--- Task objective ---
Identify, in the records below, every line where the string "screenshot" appears, and copy each such line.

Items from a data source
# # #

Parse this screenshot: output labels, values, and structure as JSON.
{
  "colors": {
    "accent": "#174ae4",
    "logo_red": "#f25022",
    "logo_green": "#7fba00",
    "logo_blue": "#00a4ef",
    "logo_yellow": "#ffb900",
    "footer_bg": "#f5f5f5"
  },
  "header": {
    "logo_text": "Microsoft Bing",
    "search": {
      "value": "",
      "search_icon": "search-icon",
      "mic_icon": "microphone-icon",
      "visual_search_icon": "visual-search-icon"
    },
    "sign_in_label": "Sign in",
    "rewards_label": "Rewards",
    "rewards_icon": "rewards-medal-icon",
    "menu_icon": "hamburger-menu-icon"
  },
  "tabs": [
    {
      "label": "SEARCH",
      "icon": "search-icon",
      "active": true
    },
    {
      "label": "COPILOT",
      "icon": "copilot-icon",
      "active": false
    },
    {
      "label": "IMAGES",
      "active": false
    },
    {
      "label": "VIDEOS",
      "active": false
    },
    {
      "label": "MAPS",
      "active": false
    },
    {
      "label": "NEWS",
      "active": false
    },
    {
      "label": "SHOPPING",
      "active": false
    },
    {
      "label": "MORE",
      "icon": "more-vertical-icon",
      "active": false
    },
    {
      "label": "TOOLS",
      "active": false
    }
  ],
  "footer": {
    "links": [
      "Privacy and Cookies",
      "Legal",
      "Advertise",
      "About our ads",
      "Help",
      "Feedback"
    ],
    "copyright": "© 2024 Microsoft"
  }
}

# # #

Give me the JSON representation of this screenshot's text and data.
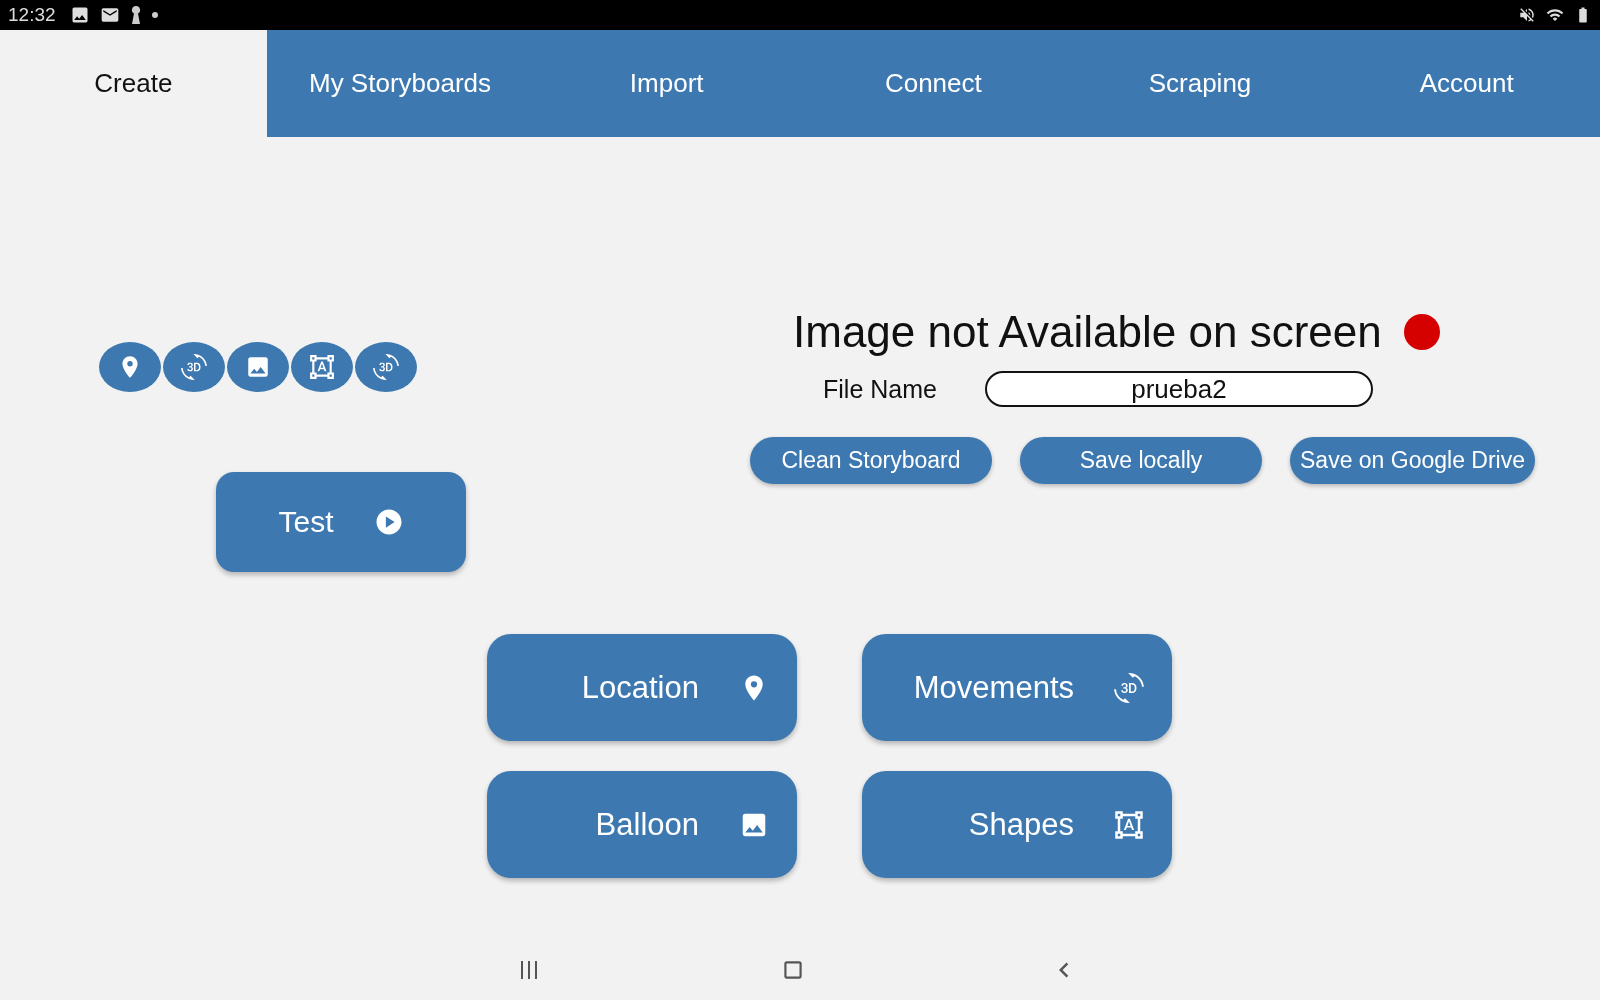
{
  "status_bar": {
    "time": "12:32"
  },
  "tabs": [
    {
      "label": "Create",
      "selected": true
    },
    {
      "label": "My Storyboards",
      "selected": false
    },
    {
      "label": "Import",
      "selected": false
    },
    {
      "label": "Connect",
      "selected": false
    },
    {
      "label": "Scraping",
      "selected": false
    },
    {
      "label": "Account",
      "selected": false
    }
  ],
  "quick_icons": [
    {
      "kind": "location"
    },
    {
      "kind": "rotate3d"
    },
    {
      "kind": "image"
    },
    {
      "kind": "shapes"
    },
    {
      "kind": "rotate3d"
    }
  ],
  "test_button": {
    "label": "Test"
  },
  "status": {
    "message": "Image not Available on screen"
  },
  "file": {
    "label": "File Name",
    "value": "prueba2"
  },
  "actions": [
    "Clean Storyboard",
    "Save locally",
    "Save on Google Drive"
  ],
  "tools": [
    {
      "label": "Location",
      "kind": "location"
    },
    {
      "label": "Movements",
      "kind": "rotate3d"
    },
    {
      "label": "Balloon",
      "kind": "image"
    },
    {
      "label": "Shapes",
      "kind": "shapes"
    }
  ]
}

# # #

--- Output for this task ---
Parse this screenshot: output labels, values, and structure as JSON.
Give me the JSON representation of this screenshot's text and data.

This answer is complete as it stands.